The events that took place in the first half of the book happened in one day, and the remaining half stretched it to about a week. All four strangers were trying to live their lives one day at a time, doing the only things they knew how to do. In a way, I sympathize with the characters, especially with Kenan and Dragan. I could not bring myself to imagine how one ends up “living like fugitives in their homeland.” In one of Dragan’s narratives, I quote,
Since the war began Dragan has seen three people killed by snipers. What suprised him the most was how quickly it all happens. One moment the people are walking or running through the street, and then they drop as though they were marionettes and their puppeteer has fainted. As they fall, there’s a sharp crack of gunfire, and everyone in the area seeks cover. After a few minutes, though, things seem to go back to what they call normal. The bodies are recovered, if possible, and the wounded are taken away.
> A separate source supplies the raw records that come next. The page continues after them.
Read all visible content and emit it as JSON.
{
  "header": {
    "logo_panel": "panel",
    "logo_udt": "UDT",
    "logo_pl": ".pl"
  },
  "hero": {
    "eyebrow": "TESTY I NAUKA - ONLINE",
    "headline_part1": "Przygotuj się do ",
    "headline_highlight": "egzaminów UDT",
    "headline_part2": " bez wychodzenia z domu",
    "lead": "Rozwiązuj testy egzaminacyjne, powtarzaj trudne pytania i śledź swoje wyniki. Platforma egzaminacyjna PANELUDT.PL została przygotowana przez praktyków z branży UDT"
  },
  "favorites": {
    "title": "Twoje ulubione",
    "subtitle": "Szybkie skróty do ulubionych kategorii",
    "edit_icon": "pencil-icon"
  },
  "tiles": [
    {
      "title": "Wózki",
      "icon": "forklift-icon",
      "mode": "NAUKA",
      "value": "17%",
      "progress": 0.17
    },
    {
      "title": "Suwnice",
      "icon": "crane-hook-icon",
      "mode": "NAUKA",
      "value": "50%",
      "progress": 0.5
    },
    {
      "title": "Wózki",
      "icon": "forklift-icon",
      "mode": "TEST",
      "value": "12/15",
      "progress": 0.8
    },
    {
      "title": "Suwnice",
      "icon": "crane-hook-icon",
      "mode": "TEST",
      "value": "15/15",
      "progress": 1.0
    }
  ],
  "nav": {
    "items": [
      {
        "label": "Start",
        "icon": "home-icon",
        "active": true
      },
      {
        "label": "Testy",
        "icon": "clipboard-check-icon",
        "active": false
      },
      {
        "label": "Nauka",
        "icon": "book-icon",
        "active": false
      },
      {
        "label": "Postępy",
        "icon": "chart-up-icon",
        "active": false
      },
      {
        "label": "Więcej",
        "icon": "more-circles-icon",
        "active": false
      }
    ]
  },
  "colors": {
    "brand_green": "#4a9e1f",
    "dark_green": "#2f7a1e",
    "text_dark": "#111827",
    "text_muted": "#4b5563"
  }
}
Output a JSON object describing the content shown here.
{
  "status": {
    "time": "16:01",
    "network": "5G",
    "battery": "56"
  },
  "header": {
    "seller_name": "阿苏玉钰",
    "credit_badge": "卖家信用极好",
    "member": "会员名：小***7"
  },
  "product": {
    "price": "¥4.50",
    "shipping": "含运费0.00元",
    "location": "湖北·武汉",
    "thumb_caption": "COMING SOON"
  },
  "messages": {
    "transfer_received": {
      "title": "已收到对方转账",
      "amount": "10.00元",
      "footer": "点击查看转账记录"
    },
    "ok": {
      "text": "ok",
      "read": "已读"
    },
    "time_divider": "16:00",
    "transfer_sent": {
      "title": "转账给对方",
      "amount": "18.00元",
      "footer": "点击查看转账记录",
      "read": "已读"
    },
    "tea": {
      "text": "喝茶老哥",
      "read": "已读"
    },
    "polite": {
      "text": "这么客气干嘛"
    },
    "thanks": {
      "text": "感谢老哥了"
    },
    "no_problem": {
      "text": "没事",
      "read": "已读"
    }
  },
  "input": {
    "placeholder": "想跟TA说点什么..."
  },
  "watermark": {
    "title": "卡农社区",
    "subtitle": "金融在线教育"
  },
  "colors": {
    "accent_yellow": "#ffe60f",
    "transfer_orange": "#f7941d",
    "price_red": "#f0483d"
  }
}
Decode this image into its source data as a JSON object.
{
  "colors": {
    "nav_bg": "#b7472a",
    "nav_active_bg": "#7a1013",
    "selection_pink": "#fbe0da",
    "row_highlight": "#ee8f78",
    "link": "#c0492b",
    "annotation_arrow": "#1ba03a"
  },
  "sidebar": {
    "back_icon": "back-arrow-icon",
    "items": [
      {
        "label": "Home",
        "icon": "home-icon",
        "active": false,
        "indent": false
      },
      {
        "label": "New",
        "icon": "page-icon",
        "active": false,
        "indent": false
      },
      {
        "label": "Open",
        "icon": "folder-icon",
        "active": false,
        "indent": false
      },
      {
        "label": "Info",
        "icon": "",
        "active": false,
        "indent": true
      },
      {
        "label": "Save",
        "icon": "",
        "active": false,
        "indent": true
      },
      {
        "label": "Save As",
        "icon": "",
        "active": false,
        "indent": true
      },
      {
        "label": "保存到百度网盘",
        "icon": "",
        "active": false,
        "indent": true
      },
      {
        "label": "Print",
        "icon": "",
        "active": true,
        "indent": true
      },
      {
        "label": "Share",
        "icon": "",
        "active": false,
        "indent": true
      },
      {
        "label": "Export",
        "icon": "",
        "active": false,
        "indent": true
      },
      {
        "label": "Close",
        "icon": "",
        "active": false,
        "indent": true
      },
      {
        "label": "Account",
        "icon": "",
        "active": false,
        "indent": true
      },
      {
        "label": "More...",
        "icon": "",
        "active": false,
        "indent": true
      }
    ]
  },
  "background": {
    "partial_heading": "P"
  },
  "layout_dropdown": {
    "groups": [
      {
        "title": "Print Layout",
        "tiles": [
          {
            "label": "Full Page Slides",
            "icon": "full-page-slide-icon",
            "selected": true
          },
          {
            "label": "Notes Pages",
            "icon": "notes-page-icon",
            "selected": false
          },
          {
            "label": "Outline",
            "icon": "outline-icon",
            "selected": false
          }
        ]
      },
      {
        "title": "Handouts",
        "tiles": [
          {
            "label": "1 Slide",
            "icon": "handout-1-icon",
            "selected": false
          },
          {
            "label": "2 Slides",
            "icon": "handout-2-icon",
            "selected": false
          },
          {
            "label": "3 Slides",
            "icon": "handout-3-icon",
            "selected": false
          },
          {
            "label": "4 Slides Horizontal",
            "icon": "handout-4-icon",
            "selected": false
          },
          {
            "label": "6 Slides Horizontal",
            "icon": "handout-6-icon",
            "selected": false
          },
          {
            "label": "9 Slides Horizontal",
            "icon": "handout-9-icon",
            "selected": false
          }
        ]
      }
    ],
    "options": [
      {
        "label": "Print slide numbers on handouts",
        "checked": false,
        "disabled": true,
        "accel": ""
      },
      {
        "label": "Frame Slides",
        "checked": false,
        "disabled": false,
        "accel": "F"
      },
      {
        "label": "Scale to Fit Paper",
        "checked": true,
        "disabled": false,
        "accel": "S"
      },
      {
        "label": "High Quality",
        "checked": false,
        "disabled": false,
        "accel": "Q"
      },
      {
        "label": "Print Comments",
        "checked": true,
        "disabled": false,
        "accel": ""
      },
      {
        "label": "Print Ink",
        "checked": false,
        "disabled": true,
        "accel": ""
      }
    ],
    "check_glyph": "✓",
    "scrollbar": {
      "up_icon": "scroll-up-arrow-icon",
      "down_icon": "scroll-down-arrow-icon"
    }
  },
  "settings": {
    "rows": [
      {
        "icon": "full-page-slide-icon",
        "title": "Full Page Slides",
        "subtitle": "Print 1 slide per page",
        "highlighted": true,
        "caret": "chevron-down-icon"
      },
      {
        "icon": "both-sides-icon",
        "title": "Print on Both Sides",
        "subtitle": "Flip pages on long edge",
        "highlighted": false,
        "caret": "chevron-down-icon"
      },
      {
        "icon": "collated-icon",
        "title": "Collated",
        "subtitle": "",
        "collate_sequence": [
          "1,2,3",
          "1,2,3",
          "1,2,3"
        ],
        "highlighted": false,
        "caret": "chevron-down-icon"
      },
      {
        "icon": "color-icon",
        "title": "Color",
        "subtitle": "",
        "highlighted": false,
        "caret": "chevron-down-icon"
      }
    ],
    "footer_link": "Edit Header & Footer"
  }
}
No one has any way of knowing if the sniper who fired is still there or if he has moved, but everyone behaves as though he has gone until the next time he fires, and the cycle repeats itself.
It is one thing to witness your city being ravaged by war; it is another to live in fear every moment of your life. It’s the same way as saying that, sometimes, fear is what destroys the soul of an individual – the soul of a people (Anwar Sadat). It’s not entirely the war that destroys, although the book illustrates how war changes one’s outlook on life, humanity, and morality. In Arrow’s narrative in part three, she contemplates: Does she think she is good because she kills bad men? Is she? Does it matter why she kills them? She knows she no longer kills them because they are killing her fellow citizens. That’s just a part of it. She kills them because she hates them. Does the fact that she has good reason to hate them absolve her? A month ago she would have answered yes… Now she wonders who decides what is a good reason and what isn’t.
I started reading The Cellist of Sarajevo with gusto, but I got lost in the latter part of the book because I was reading without comprehension. (Apparently I was more excited to finish the book than to contemplate on the questions and issues raised by the story.) The prospect of a woman being a sniper – and a very good one at that – excites me. Something about girl power in the midst of a war. I also find the story of Sarajevo itself quite fascinating if not implausible. In fact, I would not have known that Sarajevo exists had I not chanced upon this book.
Again, if long narratives do not appeal to you, then do not waste your money on this book. However, if you’re interested in a novel that gives a fresh portrayal of war, loss, and the triumph of the human soul, then give The Cellist of Sarajevo a chance. Steven Galloway’s knack for words might appeal to you – as it did to me, in some way.